Senator Panfilo Lacson revealed the alleged billion-peso amount of corruption in pork imports.
In the plenary session, Lacson said he found out from within the Department of Agriculture (DA) that someone collects “tongpats” or additional cost ranging from P5 to P7 for every kilo of imported pork.
It is said that pork importers are able to provide this because they earn up to P44.64 per kilo of pork that they sell at P284 per kilo.
Because of this, Lacson said he supported the call to President Rodrigo Duterte not to increase pork imports and not to lower its tariff.
He said there is no need to lower the tax because pork importers are already earning at the current level of tariff and imports will also kill the local industry.
In addition, the “tongpats” collected by some DA residents are also said to be even more wolfish.
At present, only up to 54 million kilos can be transported within the limit or minimum access volume that the DA wants to raise and the tariff is at 30 to 40 percent.
Lacson bares alleged corruption in pork importation
According to Lacson, if the DA’s desire to import 400-million kilos of pork continues and the tariff is lowered to 5 to 10 percent-the “tongpats” of some DA members could double, which could range from P10 to P15.
Because of this, Lacson said the lucky ones can collect P4 billion to P6 billion tongpats within the DA.
Before elaborating, Lacson pointed out that the pork importation oversees the DA’s so-called Minimum Access Volume Management Committee, and the committee members include the Bureau of Animal Industry and the National Meat Inspection Service, which he does not accuse of corruption.
Lacson called on the Presidential Anti-Crime Commission (PACC) to investigate this moto propio.
The DA has not yet made an official statement on Lacson’s allegations.
Last month, the DA said the government plans to increase the minimum allowed volume of pork imports to ensure that the supply of pork in the country is enough due to the effects of African swine fever (ASF).

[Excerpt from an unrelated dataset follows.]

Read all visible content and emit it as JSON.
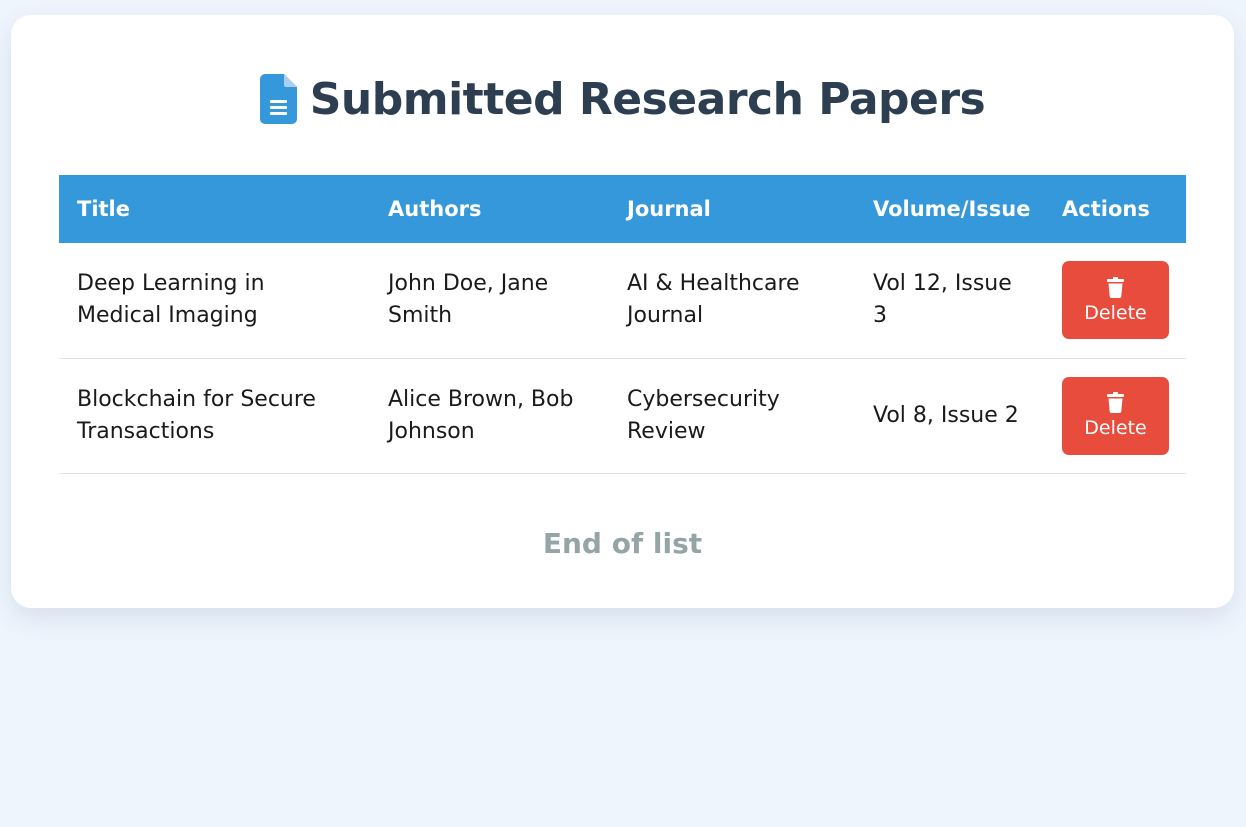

The DA said a pork supply deficit of almost 400,000 metric tons (MT) is expected this year.